Exercise objective:
Look through the entries. Copy each line that has the word "retweets".

Data shown:
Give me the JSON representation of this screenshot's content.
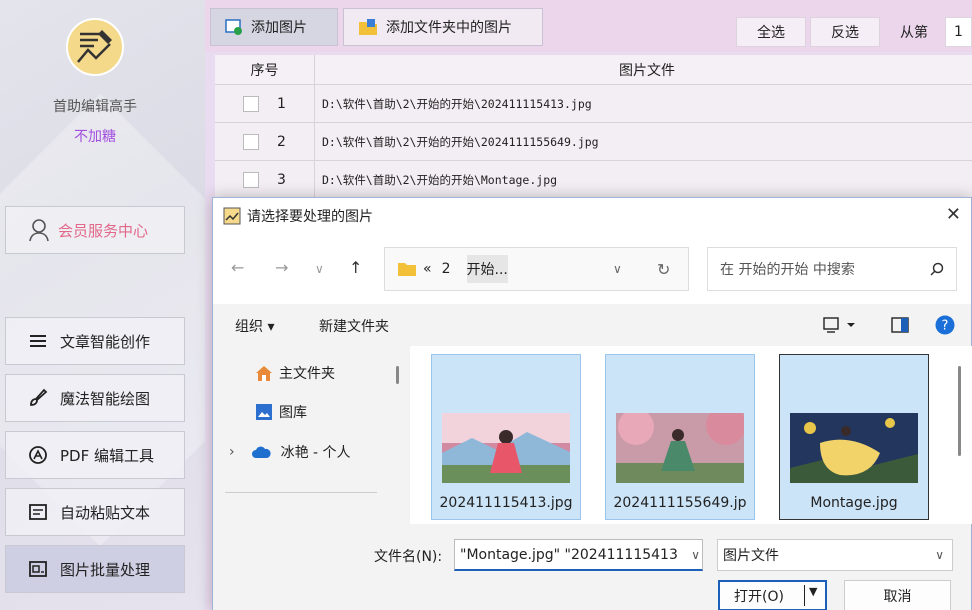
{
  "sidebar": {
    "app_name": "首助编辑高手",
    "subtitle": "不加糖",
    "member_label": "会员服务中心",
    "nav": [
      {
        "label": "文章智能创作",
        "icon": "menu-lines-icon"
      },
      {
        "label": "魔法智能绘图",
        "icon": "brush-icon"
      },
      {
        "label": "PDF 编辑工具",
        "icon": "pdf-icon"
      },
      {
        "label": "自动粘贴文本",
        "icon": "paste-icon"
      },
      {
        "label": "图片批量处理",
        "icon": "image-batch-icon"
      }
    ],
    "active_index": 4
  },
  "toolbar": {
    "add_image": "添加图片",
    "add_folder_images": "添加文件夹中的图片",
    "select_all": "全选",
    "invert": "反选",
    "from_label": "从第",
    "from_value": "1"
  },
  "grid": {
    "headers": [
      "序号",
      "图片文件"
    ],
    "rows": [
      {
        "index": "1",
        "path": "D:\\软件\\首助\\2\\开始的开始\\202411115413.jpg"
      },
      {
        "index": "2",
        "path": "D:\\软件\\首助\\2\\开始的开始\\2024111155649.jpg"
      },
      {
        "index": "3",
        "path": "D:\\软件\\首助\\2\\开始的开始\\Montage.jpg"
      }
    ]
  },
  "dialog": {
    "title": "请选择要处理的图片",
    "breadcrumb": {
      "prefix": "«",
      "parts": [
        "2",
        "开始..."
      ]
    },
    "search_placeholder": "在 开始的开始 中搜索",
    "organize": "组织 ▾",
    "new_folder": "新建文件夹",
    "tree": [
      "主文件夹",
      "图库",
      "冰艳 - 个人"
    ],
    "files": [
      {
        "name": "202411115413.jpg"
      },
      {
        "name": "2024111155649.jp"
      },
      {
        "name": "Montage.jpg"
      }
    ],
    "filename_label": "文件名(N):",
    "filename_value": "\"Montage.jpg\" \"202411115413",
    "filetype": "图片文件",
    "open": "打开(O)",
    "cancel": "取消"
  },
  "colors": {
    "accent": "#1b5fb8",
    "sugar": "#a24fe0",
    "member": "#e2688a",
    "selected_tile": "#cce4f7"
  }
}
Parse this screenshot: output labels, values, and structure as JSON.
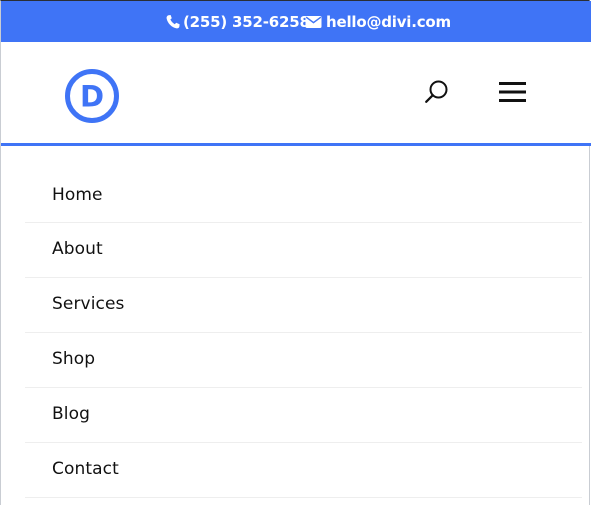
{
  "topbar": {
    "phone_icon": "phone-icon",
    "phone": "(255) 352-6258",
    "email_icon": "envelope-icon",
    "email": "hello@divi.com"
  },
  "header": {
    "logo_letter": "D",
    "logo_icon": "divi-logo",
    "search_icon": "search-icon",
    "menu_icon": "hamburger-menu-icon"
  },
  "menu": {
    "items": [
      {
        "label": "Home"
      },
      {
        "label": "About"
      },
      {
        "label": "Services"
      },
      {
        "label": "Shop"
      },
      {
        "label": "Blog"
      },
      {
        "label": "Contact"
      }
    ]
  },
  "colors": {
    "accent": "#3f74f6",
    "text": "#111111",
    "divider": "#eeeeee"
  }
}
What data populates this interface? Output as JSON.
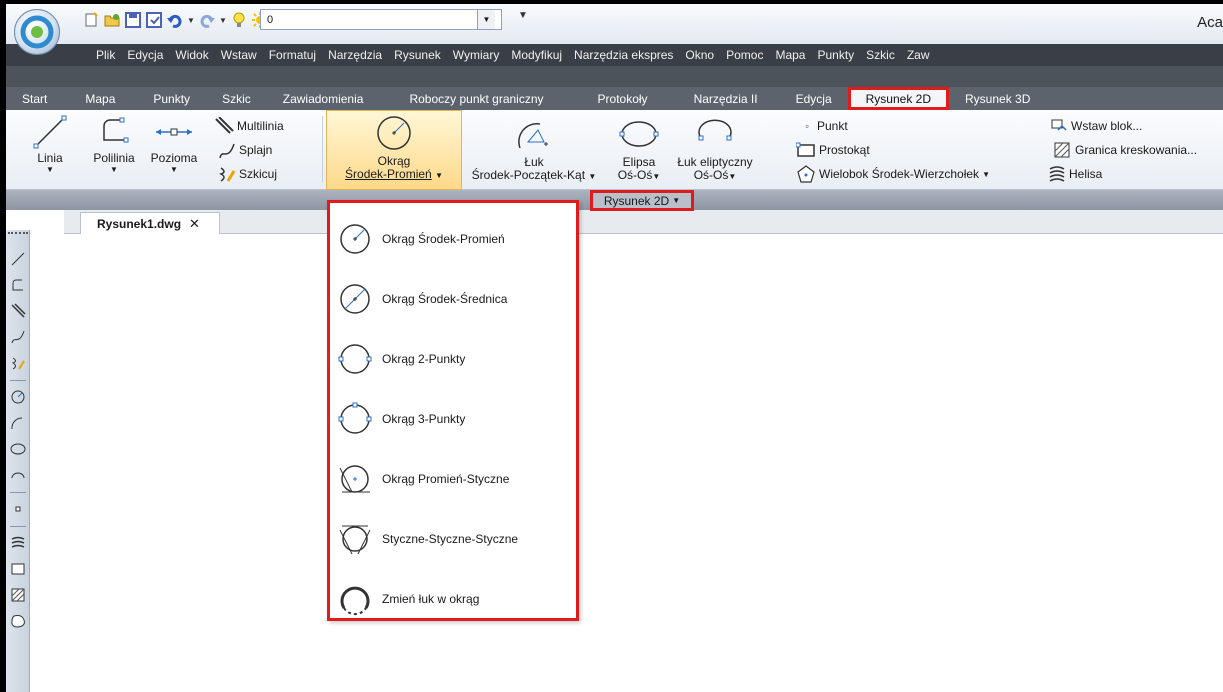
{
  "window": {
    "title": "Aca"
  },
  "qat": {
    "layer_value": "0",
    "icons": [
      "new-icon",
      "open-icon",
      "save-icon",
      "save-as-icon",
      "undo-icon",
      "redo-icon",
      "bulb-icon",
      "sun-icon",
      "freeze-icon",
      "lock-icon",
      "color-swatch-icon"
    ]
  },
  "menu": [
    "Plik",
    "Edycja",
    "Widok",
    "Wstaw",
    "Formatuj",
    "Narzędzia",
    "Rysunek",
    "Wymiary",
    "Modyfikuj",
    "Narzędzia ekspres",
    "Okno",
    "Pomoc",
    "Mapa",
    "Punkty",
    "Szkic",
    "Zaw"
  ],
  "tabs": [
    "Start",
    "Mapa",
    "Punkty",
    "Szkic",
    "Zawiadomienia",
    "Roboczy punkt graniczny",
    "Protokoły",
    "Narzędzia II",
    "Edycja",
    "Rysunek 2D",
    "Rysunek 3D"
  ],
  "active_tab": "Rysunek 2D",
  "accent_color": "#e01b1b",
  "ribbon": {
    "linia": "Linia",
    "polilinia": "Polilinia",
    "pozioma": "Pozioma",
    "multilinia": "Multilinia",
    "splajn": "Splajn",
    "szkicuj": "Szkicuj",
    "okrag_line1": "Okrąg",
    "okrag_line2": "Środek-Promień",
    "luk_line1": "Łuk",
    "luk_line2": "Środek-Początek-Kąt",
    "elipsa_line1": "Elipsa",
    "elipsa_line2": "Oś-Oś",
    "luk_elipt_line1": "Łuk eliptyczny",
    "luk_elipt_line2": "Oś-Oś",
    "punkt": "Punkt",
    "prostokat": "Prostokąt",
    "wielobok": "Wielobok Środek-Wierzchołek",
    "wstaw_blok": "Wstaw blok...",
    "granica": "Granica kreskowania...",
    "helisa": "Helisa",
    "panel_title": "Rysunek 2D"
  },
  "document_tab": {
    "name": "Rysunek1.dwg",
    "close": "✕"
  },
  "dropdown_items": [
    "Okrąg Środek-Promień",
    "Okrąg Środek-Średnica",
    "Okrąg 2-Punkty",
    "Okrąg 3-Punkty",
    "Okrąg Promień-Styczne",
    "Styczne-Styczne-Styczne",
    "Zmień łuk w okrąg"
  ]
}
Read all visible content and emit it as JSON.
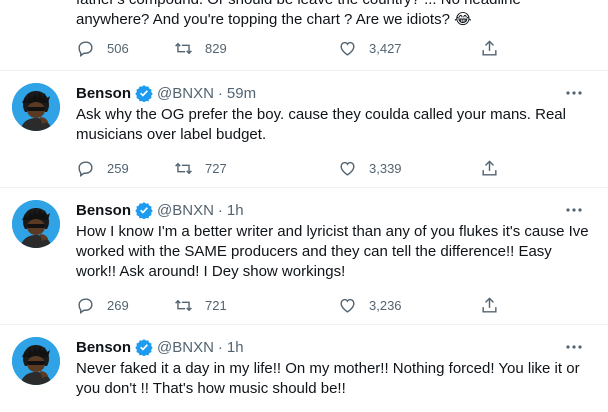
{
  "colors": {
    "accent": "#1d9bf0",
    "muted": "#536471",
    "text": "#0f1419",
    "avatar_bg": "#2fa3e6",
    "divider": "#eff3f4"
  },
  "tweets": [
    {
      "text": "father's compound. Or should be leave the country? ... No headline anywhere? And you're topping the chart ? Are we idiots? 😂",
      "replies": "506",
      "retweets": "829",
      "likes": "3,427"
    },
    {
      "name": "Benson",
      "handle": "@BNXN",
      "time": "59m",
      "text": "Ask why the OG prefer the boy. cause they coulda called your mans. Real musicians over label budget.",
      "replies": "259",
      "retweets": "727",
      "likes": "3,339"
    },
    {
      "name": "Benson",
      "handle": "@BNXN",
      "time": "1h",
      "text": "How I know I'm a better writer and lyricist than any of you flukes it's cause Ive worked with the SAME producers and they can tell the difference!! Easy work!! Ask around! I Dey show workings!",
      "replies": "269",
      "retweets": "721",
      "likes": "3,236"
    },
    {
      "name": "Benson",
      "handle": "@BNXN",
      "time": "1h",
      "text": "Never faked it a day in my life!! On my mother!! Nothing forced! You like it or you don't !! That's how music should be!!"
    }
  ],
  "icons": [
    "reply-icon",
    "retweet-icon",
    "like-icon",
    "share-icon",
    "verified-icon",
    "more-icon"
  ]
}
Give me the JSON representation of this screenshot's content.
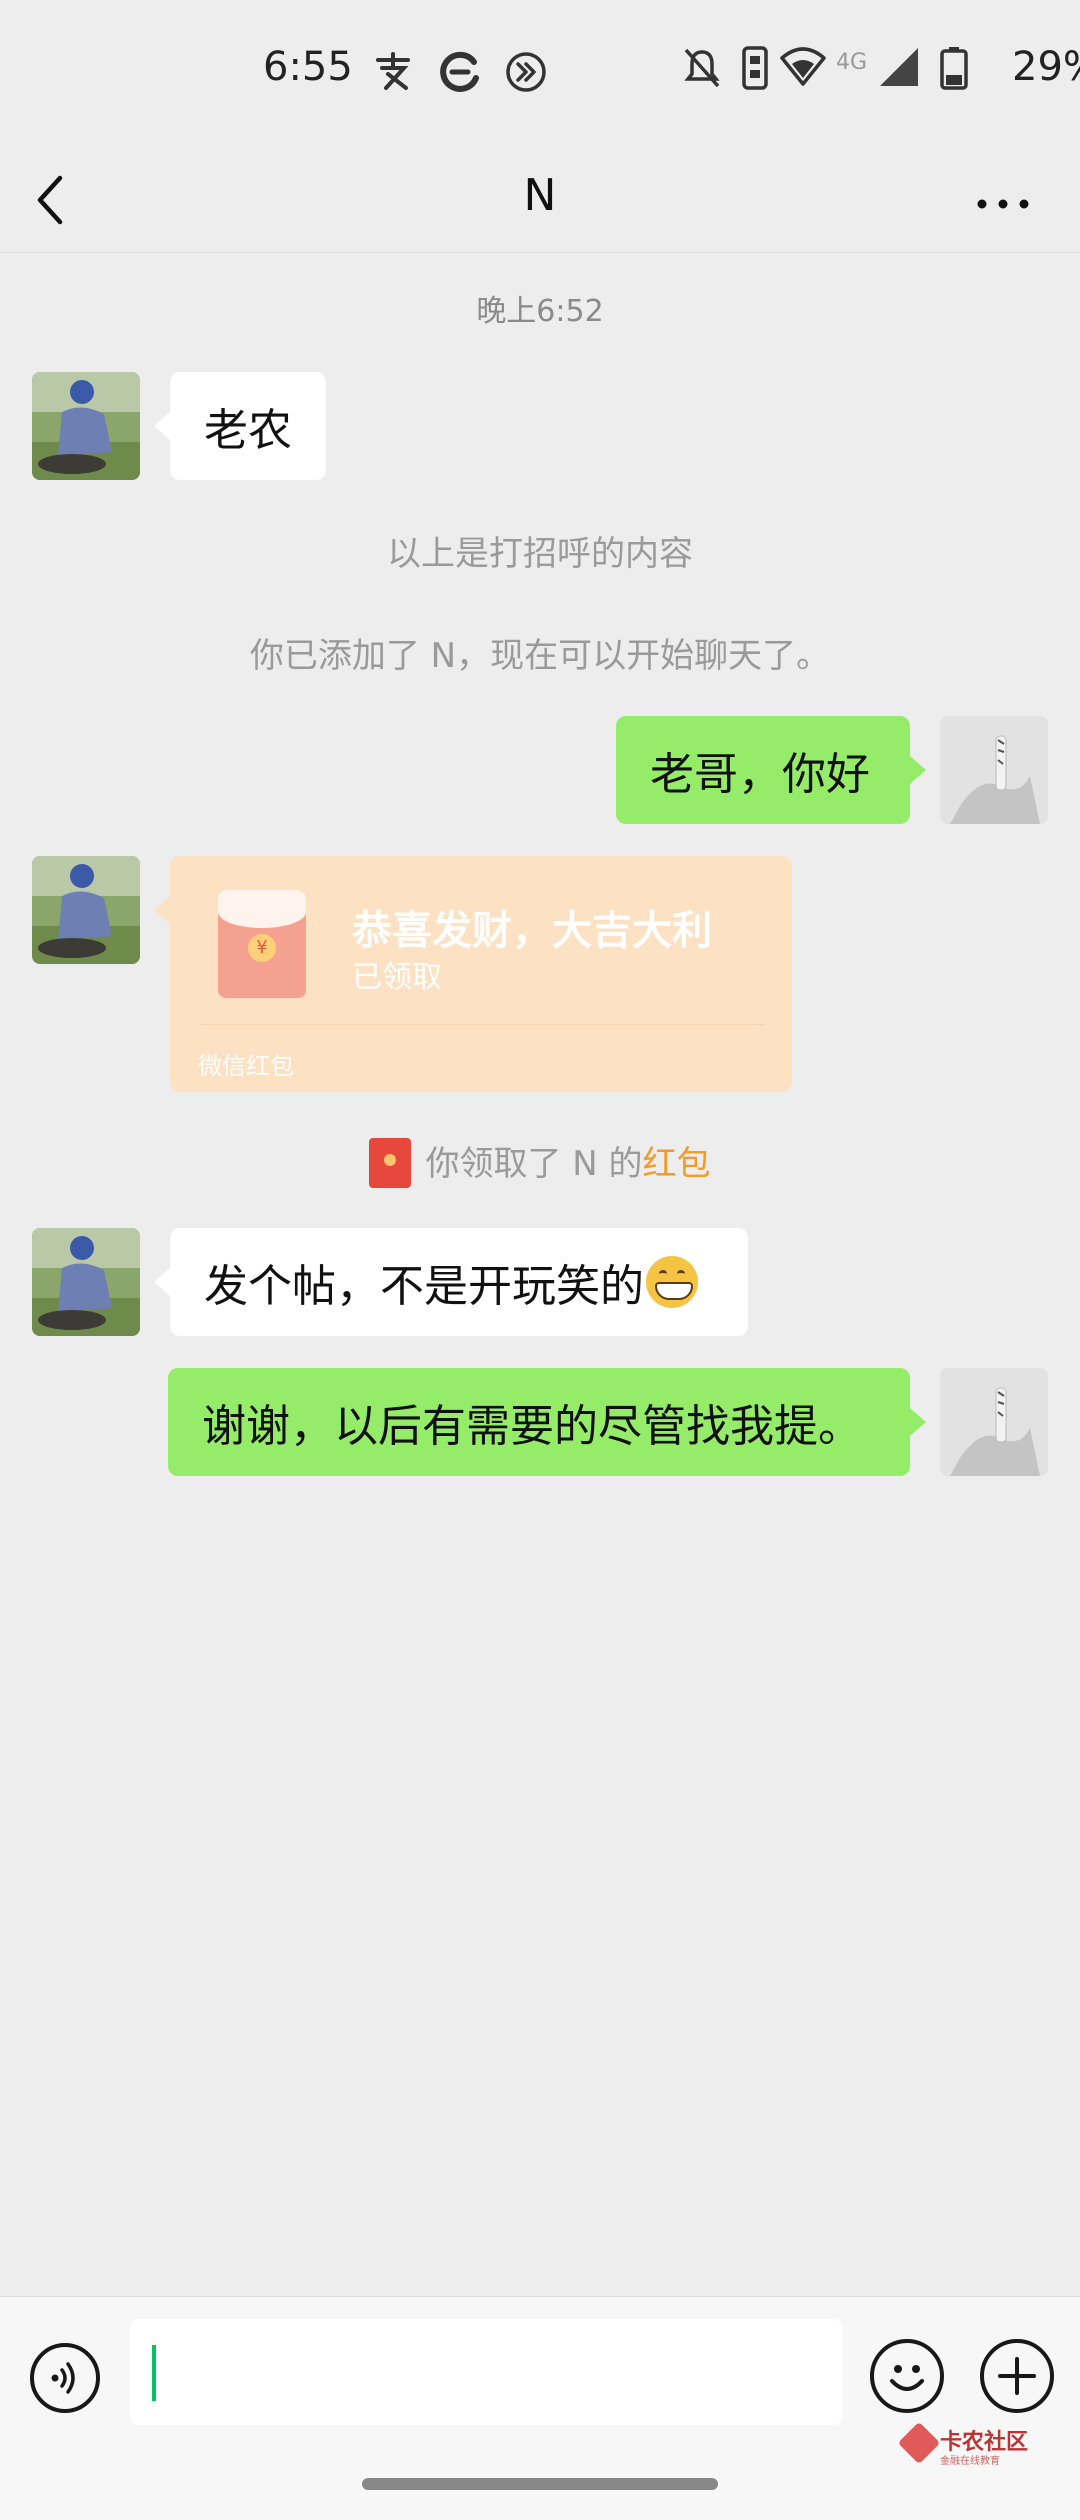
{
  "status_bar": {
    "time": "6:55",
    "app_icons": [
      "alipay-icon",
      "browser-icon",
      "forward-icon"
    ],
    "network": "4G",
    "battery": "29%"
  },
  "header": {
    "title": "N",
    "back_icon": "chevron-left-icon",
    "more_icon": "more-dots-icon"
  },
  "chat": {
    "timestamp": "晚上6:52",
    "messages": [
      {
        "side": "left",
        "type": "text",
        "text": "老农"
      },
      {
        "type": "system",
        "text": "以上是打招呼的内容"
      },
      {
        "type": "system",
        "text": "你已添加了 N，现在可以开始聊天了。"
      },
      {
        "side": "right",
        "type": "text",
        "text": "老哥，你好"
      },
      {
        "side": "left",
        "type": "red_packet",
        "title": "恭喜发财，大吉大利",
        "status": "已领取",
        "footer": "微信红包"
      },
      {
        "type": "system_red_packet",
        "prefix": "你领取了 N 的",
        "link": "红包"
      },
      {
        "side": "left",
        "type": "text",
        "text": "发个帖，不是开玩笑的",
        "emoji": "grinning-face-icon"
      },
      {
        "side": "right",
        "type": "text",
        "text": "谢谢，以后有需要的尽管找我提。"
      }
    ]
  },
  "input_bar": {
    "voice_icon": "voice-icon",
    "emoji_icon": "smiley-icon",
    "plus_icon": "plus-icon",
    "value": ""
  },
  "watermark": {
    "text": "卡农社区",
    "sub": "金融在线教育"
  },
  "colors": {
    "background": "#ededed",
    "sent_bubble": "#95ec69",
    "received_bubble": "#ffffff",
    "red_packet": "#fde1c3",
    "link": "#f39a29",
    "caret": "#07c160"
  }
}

Task response:
      "retweets": "829",
      "retweets": "727",
      "retweets": "721",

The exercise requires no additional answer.